I get it. This disease is more than you asked for. it’s also way more than he’s prepared for. I am begging you to not to engage in a reward punishment system for many reasons - not the least of which is how to build self esteem now that he’s had such a personal “failure” by getting sick… now i know you don’t see it that way, but he might… I did.


(Tina) #18

Duly noted. Thank you for your insight. It all helps. After I calmed down, we were able to have a rational discussion. He is now on board with a cgm which is good. We had a good chat with the endo yesterday. He adjusted the formula. I’m hoping those numbers come down. You are right about parent trust. I think he was hiding his high numbers because he thought I’d freak out. I told him I need to know so that we can figure out if something else is going on. His a1c was 11.4 yesterday. He needs to be at 9 to get his license so that part is out of my hands. I left our appointment yesterday feeling like we have a good plan moving forward…sort of optimistic about the numbers which is good. I just hope that my insurance company covers the cgm


(joe) #19

thank you for reading all that… this one’ll be short

a 470mg/dl does not mean a person is bad, or wrong. it means food is high and insulin/activity is low… that’s all.

it is very easy to confuse the issues of right/wrong good/bad with high/low blood sugar.

my a1c is 6.2% because I want it to be that. I have lows, recorded on my 90 day meter 'minder - of 34 mg/dl, which could kill the uninitiated. I have a real high of 390 mg/dl because I needed a steroid in January, and a “fake” high of 475, because I had ice cream on my finger (first time ever got a contamination “high”). all I’m saying is that with all my experience, there will be lows and there will be highs that cannot be avoided by formulas.


(Andy) #20

Hi TIna-

I’ve been there, trying to reason with teenagers. It get easier, i promise you…especially when they go off to college.

A couple of things stuck out in your post.
He’s been diabetic for about a year. I can guarantee he doesn’t want to be diabetic AND he doesn’t want to let you down.
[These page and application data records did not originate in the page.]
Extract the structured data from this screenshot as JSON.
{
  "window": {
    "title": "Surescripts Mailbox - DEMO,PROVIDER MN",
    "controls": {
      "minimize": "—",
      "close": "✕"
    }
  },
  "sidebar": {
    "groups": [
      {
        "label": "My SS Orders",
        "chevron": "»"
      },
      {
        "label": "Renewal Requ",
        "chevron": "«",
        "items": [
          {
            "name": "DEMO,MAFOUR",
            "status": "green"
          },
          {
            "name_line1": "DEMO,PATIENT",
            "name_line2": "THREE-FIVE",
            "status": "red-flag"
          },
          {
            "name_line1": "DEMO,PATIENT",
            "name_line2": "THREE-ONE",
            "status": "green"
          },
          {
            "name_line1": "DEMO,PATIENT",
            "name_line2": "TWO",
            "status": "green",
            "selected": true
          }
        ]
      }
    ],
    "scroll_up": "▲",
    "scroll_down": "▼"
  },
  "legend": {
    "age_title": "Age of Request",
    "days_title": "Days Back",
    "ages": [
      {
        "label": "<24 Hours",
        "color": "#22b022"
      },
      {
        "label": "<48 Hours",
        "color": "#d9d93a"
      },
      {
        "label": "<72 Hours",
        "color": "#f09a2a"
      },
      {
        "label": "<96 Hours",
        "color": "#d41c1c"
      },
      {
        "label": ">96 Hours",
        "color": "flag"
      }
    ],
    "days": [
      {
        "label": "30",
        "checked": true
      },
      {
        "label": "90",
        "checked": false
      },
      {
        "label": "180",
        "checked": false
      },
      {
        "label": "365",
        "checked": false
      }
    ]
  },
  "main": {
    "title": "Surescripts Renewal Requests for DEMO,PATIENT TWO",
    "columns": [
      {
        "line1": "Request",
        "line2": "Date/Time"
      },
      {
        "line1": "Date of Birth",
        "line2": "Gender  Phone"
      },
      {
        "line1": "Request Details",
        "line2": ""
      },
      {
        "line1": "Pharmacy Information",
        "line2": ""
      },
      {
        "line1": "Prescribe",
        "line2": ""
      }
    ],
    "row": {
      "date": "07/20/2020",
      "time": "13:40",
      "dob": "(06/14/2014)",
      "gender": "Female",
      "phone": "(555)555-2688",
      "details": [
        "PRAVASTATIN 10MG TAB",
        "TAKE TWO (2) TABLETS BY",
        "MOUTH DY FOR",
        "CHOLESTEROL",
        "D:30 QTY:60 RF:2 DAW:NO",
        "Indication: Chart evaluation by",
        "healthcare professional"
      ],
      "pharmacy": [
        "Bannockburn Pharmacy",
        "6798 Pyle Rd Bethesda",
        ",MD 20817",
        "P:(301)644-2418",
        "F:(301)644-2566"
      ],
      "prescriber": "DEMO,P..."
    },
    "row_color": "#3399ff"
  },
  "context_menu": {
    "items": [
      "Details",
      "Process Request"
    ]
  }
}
From what you have written, I’m gonna guess he’s feeling like he’s failing miserably on both fronts.
The biggest disservice I did for my son when he was about that age was to think that everything he did (or didn’t do) was a reflection on me. I know it feels like it is right now, but really, it isn’t.
Might I suggest at his next appointment, let the MD scare the hell out of him. Just sit in the chair and let the MD talk to him and let him talk to the MD. Keep in mind that if you feel like a bad parent when you go to these appointments, imagine how your son must feel, surrounded by two adults, pointing out everything he is doing wrong.

It’s only been a year. Sounds like he’s hit a rough patch.

About the drivers license… perhaps set it up as a reward instead of punishment for past wrong doings. Each of my kids responded differently in regards to parental requirements for obtaining a drivers license and the hard part was figuring out what worked best for them. (and then I failed miserably with that also…lol)

Speaking as a diabetic, I was completely overwhelmed when I got diagnosed and spent the first year or so adjusting to my new normal. I didn’t look at my blood sugar of 446 and immediately try to get it to 90. I set up little goals for that and managing my A1C, as well.
I started by shooting for 200 over three months time.
Then 170, then 150 and so on and so on

Maybe set a goal for him and dangle the drivers license as a reward?